Hilary's 'You Don't Know' also celebrates love of Great American Songbook in compositions from George & Ira Gershwin, Hoagy Carmichael and Johnny Mercer. Long part of Hilary's repertoire, dating from her student days with Reading University big band Gershwin's 'They All Laughed'. With fleeting step harkens to source in 1937 film Shall We Dance, used to accompany a classic Fred Astaire and Ginger Rogers dance routine.
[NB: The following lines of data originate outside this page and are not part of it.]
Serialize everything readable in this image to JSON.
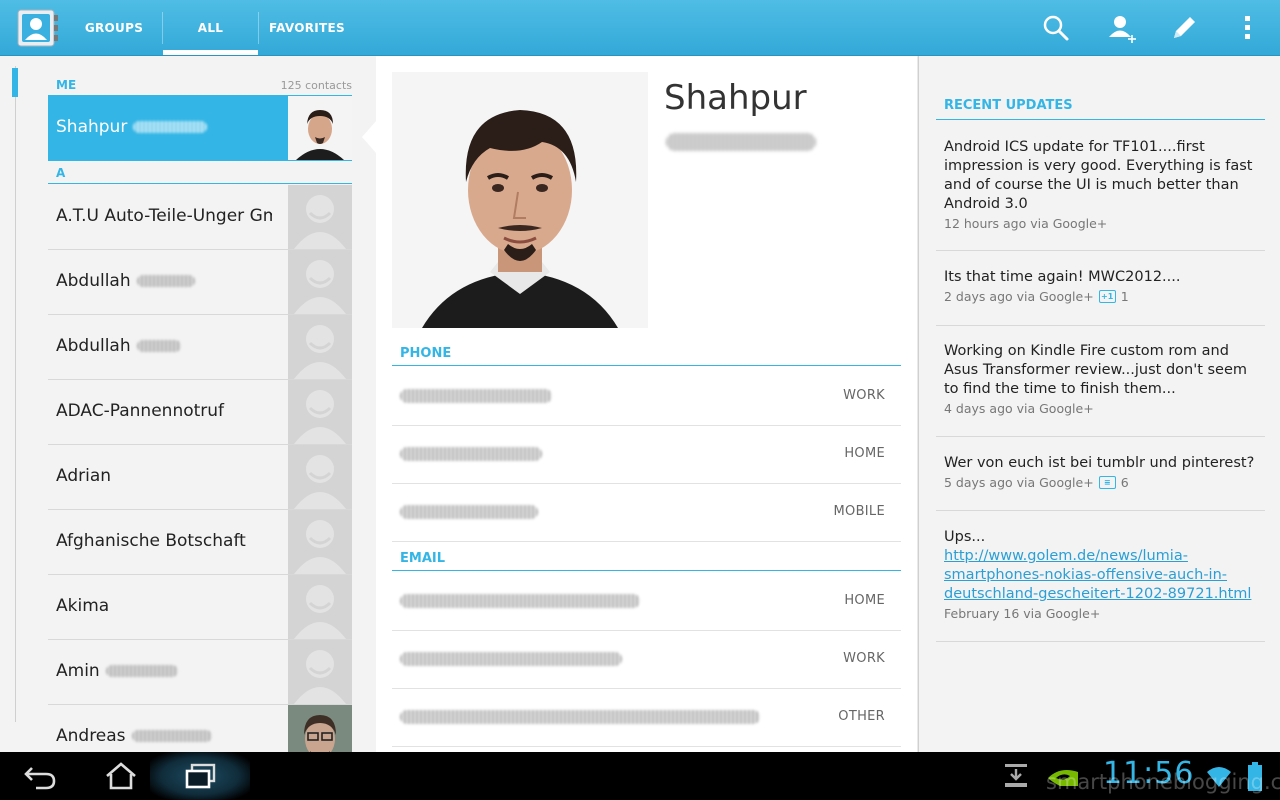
{
  "action_bar": {
    "app_icon": "contacts-card-icon",
    "tabs": [
      {
        "label": "GROUPS",
        "selected": false
      },
      {
        "label": "ALL",
        "selected": true
      },
      {
        "label": "FAVORITES",
        "selected": false
      }
    ],
    "actions": [
      "search-icon",
      "add-contact-icon",
      "edit-pencil-icon",
      "overflow-menu-icon"
    ],
    "accent_color": "#33b5e5"
  },
  "contact_list": {
    "me_header": "ME",
    "contact_count": "125 contacts",
    "me_contact": {
      "name": "Shahpur",
      "selected": true
    },
    "section_a_header": "A",
    "contacts": [
      {
        "name": "A.T.U Auto-Teile-Unger Gm",
        "has_photo": false
      },
      {
        "name": "Abdullah",
        "has_photo": false
      },
      {
        "name": "Abdullah",
        "has_photo": false
      },
      {
        "name": "ADAC-Pannennotruf",
        "has_photo": false
      },
      {
        "name": "Adrian",
        "has_photo": false
      },
      {
        "name": "Afghanische Botschaft",
        "has_photo": false
      },
      {
        "name": "Akima",
        "has_photo": false
      },
      {
        "name": "Amin",
        "has_photo": false
      },
      {
        "name": "Andreas",
        "has_photo": true
      }
    ]
  },
  "detail": {
    "name": "Shahpur",
    "phone_header": "PHONE",
    "phones": [
      {
        "type": "WORK"
      },
      {
        "type": "HOME"
      },
      {
        "type": "MOBILE"
      }
    ],
    "email_header": "EMAIL",
    "emails": [
      {
        "type": "HOME"
      },
      {
        "type": "WORK"
      },
      {
        "type": "OTHER"
      }
    ]
  },
  "recent_updates": {
    "header": "RECENT UPDATES",
    "items": [
      {
        "text": "Android ICS update for TF101....first impression is very good. Everything is fast and of course the UI is much better than Android 3.0",
        "meta": "12 hours ago via Google+",
        "badge": "",
        "badge_count": ""
      },
      {
        "text": "Its that time again! MWC2012....",
        "meta": "2 days ago via Google+",
        "badge": "plus-one-icon",
        "badge_count": "1"
      },
      {
        "text": "Working on Kindle Fire custom rom and Asus Transformer review...just don't seem to find the time to finish them...",
        "meta": "4 days ago via Google+",
        "badge": "",
        "badge_count": ""
      },
      {
        "text": "Wer von euch ist bei tumblr und pinterest?",
        "meta": "5 days ago via Google+",
        "badge": "comment-icon",
        "badge_count": "6"
      },
      {
        "text": "Ups...",
        "link": "http://www.golem.de/news/lumia-smartphones-nokias-offensive-auch-in-deutschland-gescheitert-1202-89721.html",
        "meta": "February 16 via Google+",
        "badge": "",
        "badge_count": ""
      }
    ]
  },
  "system_bar": {
    "clock": "11:56",
    "watermark": "smartphoneblogging.com",
    "nav_icons": [
      "back-icon",
      "home-icon",
      "recent-apps-icon"
    ],
    "status_icons": [
      "download-icon",
      "nvidia-icon",
      "wifi-icon",
      "battery-icon"
    ]
  }
}
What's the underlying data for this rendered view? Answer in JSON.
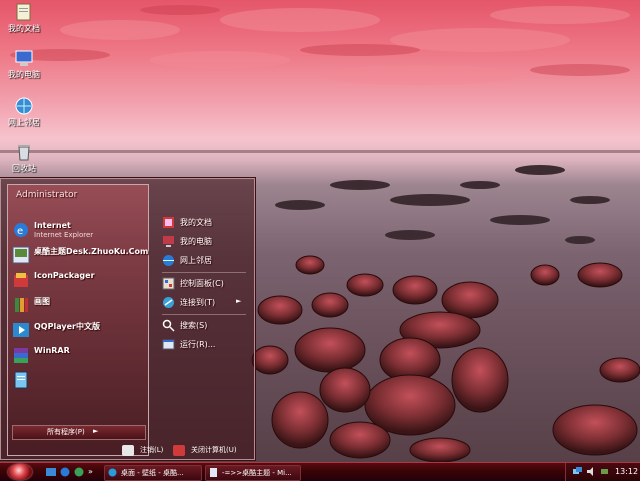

Hilary's sultry vocal on 'Need Your Love So Bad' (written by Mertis John Jr ), known more familiarly as a blues/rock number and famously charting in the UK by Peter Green's Fleetwood Mac, countered by additional vocals by Jeff Chambers and Simon Jones before embracing the standard 'Skylark' co-write between Hoagy Carmichael and Johnny Mercer, whose lyric believed to have been written with Judy Garland in mind, Hilary lending delicate vocal. Merry dance continued in similar vein upon 'Frankie & Johnnie' belies a hidden darker tale of love and betrayal.

'Deep River Blues' opens with return to sultry vocal, here removed from it's bluegrass home and given fresh approach with addition of new bridge section composed by Hilary further rewarded with the fine interplay of Simon's violin. Combination abetted by duelling guitars of Phil Fentimen (reunion having first recorded together on 1979 offering) and Simon, who also adds dazzling solo mandolin, lifts the ragtime of 'Say No To The Devil' written by Reverend Gary Davis toward lighter note than it's original religious fervour.

Hilary, who share's dual passion also being an established painter, alongside her fellow musicians gracefully delivers a fine body of work although more of her own compositions holding to the aforementioned trait of good song would be welcome. Taking this listener full circle is discovering knowledge of that curious instrument as being a mandobass, equally joyous revelation.

Tony Wilding